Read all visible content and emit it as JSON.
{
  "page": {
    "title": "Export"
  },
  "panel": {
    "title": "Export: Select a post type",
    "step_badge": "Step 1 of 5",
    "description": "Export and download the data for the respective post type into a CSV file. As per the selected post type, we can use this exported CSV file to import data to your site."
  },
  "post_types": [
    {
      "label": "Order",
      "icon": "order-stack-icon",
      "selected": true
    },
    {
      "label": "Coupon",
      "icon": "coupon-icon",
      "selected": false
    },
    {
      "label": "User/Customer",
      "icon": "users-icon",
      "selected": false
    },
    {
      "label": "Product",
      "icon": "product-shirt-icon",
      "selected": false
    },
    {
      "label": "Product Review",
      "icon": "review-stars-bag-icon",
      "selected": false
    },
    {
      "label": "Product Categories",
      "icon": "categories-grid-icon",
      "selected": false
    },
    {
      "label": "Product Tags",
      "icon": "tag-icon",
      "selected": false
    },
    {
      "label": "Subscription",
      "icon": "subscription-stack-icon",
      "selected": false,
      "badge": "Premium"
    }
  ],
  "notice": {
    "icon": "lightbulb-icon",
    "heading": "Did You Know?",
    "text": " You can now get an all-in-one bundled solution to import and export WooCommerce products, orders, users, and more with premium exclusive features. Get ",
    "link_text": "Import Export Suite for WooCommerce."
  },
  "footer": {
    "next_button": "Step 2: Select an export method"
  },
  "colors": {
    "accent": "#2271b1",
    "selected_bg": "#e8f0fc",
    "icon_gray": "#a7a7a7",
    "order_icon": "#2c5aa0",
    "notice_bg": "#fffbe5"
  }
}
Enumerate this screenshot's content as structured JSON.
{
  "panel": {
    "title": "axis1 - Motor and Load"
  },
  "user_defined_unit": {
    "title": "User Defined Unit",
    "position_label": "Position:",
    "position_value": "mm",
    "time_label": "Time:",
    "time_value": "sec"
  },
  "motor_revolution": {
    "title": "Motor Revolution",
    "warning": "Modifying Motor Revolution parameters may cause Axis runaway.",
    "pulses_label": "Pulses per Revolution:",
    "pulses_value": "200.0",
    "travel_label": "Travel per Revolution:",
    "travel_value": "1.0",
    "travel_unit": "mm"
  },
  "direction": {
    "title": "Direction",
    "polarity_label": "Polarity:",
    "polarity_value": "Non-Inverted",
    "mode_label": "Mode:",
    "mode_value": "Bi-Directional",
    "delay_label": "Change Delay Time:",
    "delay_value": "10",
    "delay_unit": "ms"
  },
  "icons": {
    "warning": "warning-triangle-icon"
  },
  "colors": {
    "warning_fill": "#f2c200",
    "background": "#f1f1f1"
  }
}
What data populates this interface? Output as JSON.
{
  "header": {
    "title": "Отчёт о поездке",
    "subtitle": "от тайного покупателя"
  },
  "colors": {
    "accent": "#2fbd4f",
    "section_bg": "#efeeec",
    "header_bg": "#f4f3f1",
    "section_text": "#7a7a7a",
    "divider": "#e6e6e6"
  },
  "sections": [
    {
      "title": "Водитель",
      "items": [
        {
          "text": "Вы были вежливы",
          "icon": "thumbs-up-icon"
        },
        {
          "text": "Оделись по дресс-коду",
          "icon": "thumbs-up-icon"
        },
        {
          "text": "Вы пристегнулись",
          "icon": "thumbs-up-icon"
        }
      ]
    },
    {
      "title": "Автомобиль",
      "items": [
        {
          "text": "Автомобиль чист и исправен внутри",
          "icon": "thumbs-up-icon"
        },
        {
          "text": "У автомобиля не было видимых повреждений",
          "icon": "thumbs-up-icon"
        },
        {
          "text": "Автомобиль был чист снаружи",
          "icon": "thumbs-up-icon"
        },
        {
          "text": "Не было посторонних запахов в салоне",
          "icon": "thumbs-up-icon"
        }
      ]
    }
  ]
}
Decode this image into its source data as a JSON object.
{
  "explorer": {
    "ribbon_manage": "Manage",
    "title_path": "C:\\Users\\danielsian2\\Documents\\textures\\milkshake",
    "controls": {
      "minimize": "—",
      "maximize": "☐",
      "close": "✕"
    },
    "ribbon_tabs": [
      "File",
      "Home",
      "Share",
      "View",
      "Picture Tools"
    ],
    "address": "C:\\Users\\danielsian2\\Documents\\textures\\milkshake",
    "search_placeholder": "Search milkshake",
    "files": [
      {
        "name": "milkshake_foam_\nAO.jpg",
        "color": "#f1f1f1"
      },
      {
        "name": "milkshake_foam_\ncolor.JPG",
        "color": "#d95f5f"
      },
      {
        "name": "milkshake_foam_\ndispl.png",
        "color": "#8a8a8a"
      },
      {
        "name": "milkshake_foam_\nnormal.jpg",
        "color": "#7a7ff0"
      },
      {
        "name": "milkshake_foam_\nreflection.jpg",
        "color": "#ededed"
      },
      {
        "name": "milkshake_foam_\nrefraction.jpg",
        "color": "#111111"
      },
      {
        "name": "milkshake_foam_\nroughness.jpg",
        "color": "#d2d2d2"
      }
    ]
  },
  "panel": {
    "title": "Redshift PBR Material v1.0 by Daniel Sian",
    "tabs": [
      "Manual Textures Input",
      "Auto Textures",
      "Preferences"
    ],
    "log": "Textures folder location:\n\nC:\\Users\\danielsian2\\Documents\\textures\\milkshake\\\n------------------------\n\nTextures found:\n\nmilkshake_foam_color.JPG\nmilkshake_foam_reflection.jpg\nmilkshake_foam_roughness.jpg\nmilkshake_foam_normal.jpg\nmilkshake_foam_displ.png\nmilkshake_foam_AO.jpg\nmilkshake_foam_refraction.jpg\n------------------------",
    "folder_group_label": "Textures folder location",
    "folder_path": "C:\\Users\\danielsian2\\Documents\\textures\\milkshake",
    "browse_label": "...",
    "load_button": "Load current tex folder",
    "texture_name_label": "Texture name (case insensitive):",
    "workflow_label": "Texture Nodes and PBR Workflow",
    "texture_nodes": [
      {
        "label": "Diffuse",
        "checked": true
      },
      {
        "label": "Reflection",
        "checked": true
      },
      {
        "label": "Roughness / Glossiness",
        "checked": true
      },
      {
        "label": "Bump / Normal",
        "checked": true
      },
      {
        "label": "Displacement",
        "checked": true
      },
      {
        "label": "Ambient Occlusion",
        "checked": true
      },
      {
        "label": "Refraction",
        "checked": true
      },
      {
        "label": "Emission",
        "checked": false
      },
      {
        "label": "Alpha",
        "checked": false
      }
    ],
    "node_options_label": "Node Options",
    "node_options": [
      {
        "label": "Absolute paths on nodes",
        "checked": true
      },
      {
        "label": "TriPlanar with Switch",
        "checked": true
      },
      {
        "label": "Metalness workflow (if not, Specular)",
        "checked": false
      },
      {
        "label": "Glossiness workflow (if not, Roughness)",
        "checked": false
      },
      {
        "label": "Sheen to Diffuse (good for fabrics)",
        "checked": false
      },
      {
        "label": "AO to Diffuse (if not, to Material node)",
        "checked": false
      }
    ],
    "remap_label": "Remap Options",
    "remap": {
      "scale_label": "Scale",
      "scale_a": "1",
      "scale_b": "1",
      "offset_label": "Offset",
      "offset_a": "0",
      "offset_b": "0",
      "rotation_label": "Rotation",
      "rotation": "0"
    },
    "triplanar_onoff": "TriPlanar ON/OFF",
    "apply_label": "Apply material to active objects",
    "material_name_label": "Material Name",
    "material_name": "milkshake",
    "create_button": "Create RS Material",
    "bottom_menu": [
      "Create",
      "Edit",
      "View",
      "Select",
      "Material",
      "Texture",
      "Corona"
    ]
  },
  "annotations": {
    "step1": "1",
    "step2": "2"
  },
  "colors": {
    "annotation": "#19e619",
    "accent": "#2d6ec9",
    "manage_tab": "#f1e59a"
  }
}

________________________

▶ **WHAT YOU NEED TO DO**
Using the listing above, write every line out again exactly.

▶ **EXERCISE RESPONSE**
Read all visible content and emit it as JSON.
{
  "page": {
    "title": "Export"
  },
  "panel": {
    "title": "Export: Select a post type",
    "step_badge": "Step 1 of 5",
    "description": "Export and download the data for the respective post type into a CSV file. As per the selected post type, we can use this exported CSV file to import data to your site."
  },
  "post_types": [
    {
      "label": "Order",
      "icon": "order-stack-icon",
      "selected": true
    },
    {
      "label": "Coupon",
      "icon": "coupon-icon",
      "selected": false
    },
    {
      "label": "User/Customer",
      "icon": "users-icon",
      "selected": false
    },
    {
      "label": "Product",
      "icon": "product-shirt-icon",
      "selected": false
    },
    {
      "label": "Product Review",
      "icon": "review-stars-bag-icon",
      "selected": false
    },
    {
      "label": "Product Categories",
      "icon": "categories-grid-icon",
      "selected": false
    },
    {
      "label": "Product Tags",
      "icon": "tag-icon",
      "selected": false
    },
    {
      "label": "Subscription",
      "icon": "subscription-stack-icon",
      "selected": false,
      "badge": "Premium"
    }
  ],
  "notice": {
    "icon": "lightbulb-icon",
    "heading": "Did You Know?",
    "text": " You can now get an all-in-one bundled solution to import and export WooCommerce products, orders, users, and more with premium exclusive features. Get ",
    "link_text": "Import Export Suite for WooCommerce."
  },
  "footer": {
    "next_button": "Step 2: Select an export method"
  },
  "colors": {
    "accent": "#2271b1",
    "selected_bg": "#e8f0fc",
    "icon_gray": "#a7a7a7",
    "order_icon": "#2c5aa0",
    "notice_bg": "#fffbe5"
  }
}
Enumerate this screenshot's content as structured JSON.
{
  "panel": {
    "title": "axis1 - Motor and Load"
  },
  "user_defined_unit": {
    "title": "User Defined Unit",
    "position_label": "Position:",
    "position_value": "mm",
    "time_label": "Time:",
    "time_value": "sec"
  },
  "motor_revolution": {
    "title": "Motor Revolution",
    "warning": "Modifying Motor Revolution parameters may cause Axis runaway.",
    "pulses_label": "Pulses per Revolution:",
    "pulses_value": "200.0",
    "travel_label": "Travel per Revolution:",
    "travel_value": "1.0",
    "travel_unit": "mm"
  },
  "direction": {
    "title": "Direction",
    "polarity_label": "Polarity:",
    "polarity_value": "Non-Inverted",
    "mode_label": "Mode:",
    "mode_value": "Bi-Directional",
    "delay_label": "Change Delay Time:",
    "delay_value": "10",
    "delay_unit": "ms"
  },
  "icons": {
    "warning": "warning-triangle-icon"
  },
  "colors": {
    "warning_fill": "#f2c200",
    "background": "#f1f1f1"
  }
}
What data populates this interface? Output as JSON.
{
  "header": {
    "title": "Отчёт о поездке",
    "subtitle": "от тайного покупателя"
  },
  "colors": {
    "accent": "#2fbd4f",
    "section_bg": "#efeeec",
    "header_bg": "#f4f3f1",
    "section_text": "#7a7a7a",
    "divider": "#e6e6e6"
  },
  "sections": [
    {
      "title": "Водитель",
      "items": [
        {
          "text": "Вы были вежливы",
          "icon": "thumbs-up-icon"
        },
        {
          "text": "Оделись по дресс-коду",
          "icon": "thumbs-up-icon"
        },
        {
          "text": "Вы пристегнулись",
          "icon": "thumbs-up-icon"
        }
      ]
    },
    {
      "title": "Автомобиль",
      "items": [
        {
          "text": "Автомобиль чист и исправен внутри",
          "icon": "thumbs-up-icon"
        },
        {
          "text": "У автомобиля не было видимых повреждений",
          "icon": "thumbs-up-icon"
        },
        {
          "text": "Автомобиль был чист снаружи",
          "icon": "thumbs-up-icon"
        },
        {
          "text": "Не было посторонних запахов в салоне",
          "icon": "thumbs-up-icon"
        }
      ]
    }
  ]
}
Decode this image into its source data as a JSON object.
{
  "explorer": {
    "ribbon_manage": "Manage",
    "title_path": "C:\\Users\\danielsian2\\Documents\\textures\\milkshake",
    "controls": {
      "minimize": "—",
      "maximize": "☐",
      "close": "✕"
    },
    "ribbon_tabs": [
      "File",
      "Home",
      "Share",
      "View",
      "Picture Tools"
    ],
    "address": "C:\\Users\\danielsian2\\Documents\\textures\\milkshake",
    "search_placeholder": "Search milkshake",
    "files": [
      {
        "name": "milkshake_foam_\nAO.jpg",
        "color": "#f1f1f1"
      },
      {
        "name": "milkshake_foam_\ncolor.JPG",
        "color": "#d95f5f"
      },
      {
        "name": "milkshake_foam_\ndispl.png",
        "color": "#8a8a8a"
      },
      {
        "name": "milkshake_foam_\nnormal.jpg",
        "color": "#7a7ff0"
      },
      {
        "name": "milkshake_foam_\nreflection.jpg",
        "color": "#ededed"
      },
      {
        "name": "milkshake_foam_\nrefraction.jpg",
        "color": "#111111"
      },
      {
        "name": "milkshake_foam_\nroughness.jpg",
        "color": "#d2d2d2"
      }
    ]
  },
  "panel": {
    "title": "Redshift PBR Material v1.0 by Daniel Sian",
    "tabs": [
      "Manual Textures Input",
      "Auto Textures",
      "Preferences"
    ],
    "log": "Textures folder location:\n\nC:\\Users\\danielsian2\\Documents\\textures\\milkshake\\\n------------------------\n\nTextures found:\n\nmilkshake_foam_color.JPG\nmilkshake_foam_reflection.jpg\nmilkshake_foam_roughness.jpg\nmilkshake_foam_normal.jpg\nmilkshake_foam_displ.png\nmilkshake_foam_AO.jpg\nmilkshake_foam_refraction.jpg\n------------------------",
    "folder_group_label": "Textures folder location",
    "folder_path": "C:\\Users\\danielsian2\\Documents\\textures\\milkshake",
    "browse_label": "...",
    "load_button": "Load current tex folder",
    "texture_name_label": "Texture name (case insensitive):",
    "workflow_label": "Texture Nodes and PBR Workflow",
    "texture_nodes": [
      {
        "label": "Diffuse",
        "checked": true
      },
      {
        "label": "Reflection",
        "checked": true
      },
      {
        "label": "Roughness / Glossiness",
        "checked": true
      },
      {
        "label": "Bump / Normal",
        "checked": true
      },
      {
        "label": "Displacement",
        "checked": true
      },
      {
        "label": "Ambient Occlusion",
        "checked": true
      },
      {
        "label": "Refraction",
        "checked": true
      },
      {
        "label": "Emission",
        "checked": false
      },
      {
        "label": "Alpha",
        "checked": false
      }
    ],
    "node_options_label": "Node Options",
    "node_options": [
      {
        "label": "Absolute paths on nodes",
        "checked": true
      },
      {
        "label": "TriPlanar with Switch",
        "checked": true
      },
      {
        "label": "Metalness workflow (if not, Specular)",
        "checked": false
      },
      {
        "label": "Glossiness workflow (if not, Roughness)",
        "checked": false
      },
      {
        "label": "Sheen to Diffuse (good for fabrics)",
        "checked": false
      },
      {
        "label": "AO to Diffuse (if not, to Material node)",
        "checked": false
      }
    ],
    "remap_label": "Remap Options",
    "remap": {
      "scale_label": "Scale",
      "scale_a": "1",
      "scale_b": "1",
      "offset_label": "Offset",
      "offset_a": "0",
      "offset_b": "0",
      "rotation_label": "Rotation",
      "rotation": "0"
    },
    "triplanar_onoff": "TriPlanar ON/OFF",
    "apply_label": "Apply material to active objects",
    "material_name_label": "Material Name",
    "material_name": "milkshake",
    "create_button": "Create RS Material",
    "bottom_menu": [
      "Create",
      "Edit",
      "View",
      "Select",
      "Material",
      "Texture",
      "Corona"
    ]
  },
  "annotations": {
    "step1": "1",
    "step2": "2"
  },
  "colors": {
    "annotation": "#19e619",
    "accent": "#2d6ec9",
    "manage_tab": "#f1e59a"
  }
}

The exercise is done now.